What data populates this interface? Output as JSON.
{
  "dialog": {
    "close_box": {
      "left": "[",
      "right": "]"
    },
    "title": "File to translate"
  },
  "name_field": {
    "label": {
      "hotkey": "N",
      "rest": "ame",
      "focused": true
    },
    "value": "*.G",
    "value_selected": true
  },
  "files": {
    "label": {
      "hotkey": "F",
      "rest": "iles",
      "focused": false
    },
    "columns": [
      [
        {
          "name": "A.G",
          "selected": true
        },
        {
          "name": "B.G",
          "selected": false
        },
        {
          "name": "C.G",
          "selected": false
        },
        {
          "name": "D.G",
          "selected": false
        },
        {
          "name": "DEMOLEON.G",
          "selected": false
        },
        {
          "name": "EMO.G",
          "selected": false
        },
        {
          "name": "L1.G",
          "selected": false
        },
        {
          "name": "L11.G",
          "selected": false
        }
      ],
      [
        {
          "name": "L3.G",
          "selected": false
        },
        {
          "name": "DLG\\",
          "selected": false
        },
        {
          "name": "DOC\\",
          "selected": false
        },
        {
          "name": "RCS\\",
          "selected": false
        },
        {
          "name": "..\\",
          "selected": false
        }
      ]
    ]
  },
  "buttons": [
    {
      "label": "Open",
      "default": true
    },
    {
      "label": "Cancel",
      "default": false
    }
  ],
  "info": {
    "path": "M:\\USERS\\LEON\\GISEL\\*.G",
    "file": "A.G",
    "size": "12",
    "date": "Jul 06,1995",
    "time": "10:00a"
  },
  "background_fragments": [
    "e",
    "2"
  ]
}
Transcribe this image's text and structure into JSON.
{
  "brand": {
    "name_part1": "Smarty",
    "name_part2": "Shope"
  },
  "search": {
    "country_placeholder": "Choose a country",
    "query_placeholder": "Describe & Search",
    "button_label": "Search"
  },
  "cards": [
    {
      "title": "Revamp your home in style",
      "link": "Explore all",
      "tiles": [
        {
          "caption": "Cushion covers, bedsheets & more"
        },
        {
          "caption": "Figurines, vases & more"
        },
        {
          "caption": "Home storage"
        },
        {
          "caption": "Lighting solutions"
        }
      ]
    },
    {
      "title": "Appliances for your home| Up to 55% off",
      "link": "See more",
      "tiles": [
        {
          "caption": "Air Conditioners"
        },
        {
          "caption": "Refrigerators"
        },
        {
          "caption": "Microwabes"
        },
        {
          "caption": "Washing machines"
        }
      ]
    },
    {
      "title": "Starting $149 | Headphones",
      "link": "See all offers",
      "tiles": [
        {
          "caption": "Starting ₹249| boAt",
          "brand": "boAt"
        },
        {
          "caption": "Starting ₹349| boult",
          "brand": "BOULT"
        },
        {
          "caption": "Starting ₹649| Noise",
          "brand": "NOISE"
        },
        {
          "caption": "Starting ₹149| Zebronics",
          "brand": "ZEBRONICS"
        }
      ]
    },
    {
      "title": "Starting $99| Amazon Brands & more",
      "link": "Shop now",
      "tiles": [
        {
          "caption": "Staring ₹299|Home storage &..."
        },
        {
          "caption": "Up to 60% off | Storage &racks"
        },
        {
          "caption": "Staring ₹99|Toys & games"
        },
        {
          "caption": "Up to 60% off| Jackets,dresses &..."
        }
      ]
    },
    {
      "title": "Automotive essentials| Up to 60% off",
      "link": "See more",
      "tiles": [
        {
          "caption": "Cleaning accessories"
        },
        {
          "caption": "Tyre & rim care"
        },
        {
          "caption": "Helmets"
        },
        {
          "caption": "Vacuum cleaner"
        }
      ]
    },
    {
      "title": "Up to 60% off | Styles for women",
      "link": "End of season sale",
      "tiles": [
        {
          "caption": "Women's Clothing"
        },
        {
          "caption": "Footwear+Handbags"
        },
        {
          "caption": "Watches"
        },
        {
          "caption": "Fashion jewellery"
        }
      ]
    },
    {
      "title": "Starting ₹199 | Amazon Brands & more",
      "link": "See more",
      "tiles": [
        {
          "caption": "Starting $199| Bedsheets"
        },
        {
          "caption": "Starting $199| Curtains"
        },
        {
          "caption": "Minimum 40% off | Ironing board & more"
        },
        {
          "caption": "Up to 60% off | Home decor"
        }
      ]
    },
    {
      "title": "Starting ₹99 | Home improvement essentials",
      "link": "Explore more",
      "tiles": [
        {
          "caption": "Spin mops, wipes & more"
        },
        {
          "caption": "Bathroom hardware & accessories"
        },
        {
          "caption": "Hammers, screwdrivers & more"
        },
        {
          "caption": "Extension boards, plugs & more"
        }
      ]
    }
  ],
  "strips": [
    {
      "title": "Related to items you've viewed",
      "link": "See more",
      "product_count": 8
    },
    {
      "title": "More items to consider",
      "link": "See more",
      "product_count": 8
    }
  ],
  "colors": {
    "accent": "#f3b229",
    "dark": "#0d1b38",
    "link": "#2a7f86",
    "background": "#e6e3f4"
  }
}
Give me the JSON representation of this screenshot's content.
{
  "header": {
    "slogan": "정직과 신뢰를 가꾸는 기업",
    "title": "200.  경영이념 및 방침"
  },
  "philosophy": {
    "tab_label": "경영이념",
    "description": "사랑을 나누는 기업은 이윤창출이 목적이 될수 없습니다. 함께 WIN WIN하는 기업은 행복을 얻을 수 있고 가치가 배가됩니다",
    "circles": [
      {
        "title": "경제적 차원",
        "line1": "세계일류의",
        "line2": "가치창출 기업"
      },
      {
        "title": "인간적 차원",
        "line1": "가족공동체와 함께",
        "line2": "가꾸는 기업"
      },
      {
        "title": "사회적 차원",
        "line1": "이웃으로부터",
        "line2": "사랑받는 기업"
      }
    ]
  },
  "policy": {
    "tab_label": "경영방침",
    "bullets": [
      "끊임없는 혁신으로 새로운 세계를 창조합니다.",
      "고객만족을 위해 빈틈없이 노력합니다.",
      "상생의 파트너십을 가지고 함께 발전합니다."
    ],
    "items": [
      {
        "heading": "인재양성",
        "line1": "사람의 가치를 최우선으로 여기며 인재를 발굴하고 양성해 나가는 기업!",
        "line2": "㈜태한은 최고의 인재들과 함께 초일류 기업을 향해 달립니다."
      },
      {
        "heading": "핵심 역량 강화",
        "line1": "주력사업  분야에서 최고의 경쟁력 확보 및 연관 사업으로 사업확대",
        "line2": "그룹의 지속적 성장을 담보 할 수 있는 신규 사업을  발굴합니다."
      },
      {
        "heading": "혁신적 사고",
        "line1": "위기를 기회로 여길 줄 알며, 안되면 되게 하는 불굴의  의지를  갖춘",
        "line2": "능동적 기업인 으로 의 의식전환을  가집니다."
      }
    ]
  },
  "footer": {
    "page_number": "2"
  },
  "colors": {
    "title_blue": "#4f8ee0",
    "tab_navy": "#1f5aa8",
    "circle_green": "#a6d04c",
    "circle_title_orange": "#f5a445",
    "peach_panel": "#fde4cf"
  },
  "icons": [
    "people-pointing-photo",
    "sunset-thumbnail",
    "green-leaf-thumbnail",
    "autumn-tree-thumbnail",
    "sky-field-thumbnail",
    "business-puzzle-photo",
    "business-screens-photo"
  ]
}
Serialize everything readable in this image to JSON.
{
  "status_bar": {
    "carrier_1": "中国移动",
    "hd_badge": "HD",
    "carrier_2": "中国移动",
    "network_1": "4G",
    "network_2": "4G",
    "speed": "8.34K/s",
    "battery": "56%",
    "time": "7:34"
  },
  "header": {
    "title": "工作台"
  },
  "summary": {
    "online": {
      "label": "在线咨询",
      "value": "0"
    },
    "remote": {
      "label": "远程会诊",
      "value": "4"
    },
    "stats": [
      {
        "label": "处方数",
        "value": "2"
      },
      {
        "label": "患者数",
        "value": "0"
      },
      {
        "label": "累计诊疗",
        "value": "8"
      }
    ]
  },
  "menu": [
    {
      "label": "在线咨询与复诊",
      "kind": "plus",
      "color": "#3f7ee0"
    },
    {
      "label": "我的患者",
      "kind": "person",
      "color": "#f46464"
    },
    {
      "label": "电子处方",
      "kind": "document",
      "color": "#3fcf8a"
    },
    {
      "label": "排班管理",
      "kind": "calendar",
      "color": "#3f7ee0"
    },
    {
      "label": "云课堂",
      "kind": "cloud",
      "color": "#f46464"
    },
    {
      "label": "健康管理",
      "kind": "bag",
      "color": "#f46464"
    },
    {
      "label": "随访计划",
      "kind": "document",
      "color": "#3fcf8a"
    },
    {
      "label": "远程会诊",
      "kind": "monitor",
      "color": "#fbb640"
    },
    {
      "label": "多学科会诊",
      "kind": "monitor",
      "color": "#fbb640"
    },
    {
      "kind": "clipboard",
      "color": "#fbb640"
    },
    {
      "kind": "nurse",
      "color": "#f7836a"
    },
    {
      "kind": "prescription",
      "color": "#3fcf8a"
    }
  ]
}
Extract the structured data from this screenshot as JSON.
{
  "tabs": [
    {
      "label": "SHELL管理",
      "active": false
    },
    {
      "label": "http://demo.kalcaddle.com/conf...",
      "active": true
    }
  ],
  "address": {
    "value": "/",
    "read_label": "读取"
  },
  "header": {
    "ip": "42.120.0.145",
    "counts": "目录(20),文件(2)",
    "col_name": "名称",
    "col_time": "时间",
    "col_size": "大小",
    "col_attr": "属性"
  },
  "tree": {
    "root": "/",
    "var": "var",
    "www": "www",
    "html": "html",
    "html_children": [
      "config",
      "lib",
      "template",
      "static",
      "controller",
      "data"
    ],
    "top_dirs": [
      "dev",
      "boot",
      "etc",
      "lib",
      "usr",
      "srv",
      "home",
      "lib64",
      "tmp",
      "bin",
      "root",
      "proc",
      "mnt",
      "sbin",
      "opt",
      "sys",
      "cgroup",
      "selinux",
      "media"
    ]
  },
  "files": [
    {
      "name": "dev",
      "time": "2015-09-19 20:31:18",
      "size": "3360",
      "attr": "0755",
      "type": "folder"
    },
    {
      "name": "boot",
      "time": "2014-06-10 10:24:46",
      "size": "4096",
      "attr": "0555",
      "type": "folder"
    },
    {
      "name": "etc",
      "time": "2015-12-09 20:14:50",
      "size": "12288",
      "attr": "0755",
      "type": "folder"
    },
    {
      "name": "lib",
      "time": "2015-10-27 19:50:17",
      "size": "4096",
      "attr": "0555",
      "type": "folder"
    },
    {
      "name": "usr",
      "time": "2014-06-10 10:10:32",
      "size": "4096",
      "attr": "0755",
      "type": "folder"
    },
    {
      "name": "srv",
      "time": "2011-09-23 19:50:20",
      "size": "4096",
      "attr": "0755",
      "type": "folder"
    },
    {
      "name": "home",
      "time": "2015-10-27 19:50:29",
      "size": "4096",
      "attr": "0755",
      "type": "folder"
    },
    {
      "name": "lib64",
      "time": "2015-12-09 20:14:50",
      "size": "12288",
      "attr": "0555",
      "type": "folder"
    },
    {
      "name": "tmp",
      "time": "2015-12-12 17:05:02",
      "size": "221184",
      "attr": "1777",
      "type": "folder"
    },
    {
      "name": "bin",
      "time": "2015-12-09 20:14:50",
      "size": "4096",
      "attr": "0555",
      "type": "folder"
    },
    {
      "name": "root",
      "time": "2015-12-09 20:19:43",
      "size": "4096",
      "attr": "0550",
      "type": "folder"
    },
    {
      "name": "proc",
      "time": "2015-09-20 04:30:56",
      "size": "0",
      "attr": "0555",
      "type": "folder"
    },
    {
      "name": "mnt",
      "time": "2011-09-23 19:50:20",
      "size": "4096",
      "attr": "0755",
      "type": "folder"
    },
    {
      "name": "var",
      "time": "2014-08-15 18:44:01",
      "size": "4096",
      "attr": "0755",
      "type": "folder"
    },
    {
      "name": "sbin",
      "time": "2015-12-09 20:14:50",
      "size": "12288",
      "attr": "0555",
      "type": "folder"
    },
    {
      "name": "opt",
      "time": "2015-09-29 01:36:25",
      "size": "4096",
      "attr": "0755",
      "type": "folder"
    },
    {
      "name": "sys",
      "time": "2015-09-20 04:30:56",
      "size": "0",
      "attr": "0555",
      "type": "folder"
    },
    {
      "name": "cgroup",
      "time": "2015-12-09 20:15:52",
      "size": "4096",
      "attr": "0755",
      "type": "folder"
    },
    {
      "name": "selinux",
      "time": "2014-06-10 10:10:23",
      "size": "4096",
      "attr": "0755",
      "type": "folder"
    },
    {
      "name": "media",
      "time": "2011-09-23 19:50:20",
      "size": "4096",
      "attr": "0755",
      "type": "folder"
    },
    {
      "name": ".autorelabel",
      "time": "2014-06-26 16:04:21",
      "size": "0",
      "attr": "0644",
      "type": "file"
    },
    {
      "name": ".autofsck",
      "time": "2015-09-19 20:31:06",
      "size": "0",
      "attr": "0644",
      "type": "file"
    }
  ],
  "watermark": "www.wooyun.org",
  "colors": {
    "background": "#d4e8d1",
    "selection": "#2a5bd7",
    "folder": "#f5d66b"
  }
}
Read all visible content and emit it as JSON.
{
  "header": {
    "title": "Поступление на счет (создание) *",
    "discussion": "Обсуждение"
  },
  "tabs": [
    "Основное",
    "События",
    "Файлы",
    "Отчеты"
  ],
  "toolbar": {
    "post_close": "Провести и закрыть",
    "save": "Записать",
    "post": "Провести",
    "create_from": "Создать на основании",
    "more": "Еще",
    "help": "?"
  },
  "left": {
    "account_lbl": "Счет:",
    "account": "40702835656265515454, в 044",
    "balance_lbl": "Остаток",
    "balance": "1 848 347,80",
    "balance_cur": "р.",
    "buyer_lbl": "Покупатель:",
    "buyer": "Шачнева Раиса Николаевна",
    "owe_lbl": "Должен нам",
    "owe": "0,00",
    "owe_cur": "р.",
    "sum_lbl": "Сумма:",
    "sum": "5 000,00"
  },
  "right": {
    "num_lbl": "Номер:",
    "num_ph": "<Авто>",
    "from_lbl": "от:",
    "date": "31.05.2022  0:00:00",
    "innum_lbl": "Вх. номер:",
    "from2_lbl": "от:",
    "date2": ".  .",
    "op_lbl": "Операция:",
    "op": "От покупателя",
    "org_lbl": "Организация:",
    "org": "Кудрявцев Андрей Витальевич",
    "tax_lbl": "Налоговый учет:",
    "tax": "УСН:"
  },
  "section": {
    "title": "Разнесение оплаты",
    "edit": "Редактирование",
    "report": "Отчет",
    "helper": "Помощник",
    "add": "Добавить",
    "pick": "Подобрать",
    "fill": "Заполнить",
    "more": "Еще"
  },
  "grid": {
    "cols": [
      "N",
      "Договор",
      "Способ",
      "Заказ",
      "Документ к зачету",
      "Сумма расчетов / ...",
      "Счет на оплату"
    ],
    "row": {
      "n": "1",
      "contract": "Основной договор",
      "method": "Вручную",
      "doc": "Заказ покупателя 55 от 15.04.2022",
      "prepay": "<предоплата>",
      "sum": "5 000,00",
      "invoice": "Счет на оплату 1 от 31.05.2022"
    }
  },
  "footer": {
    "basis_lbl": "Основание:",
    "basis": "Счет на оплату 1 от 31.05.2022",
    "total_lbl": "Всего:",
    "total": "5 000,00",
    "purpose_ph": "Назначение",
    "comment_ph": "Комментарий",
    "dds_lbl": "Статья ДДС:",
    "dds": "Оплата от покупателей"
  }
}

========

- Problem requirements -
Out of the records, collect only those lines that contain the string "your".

- Result of the task -
      "title": "Revamp your home in style",
      "title": "Appliances for your home| Up to 55% off",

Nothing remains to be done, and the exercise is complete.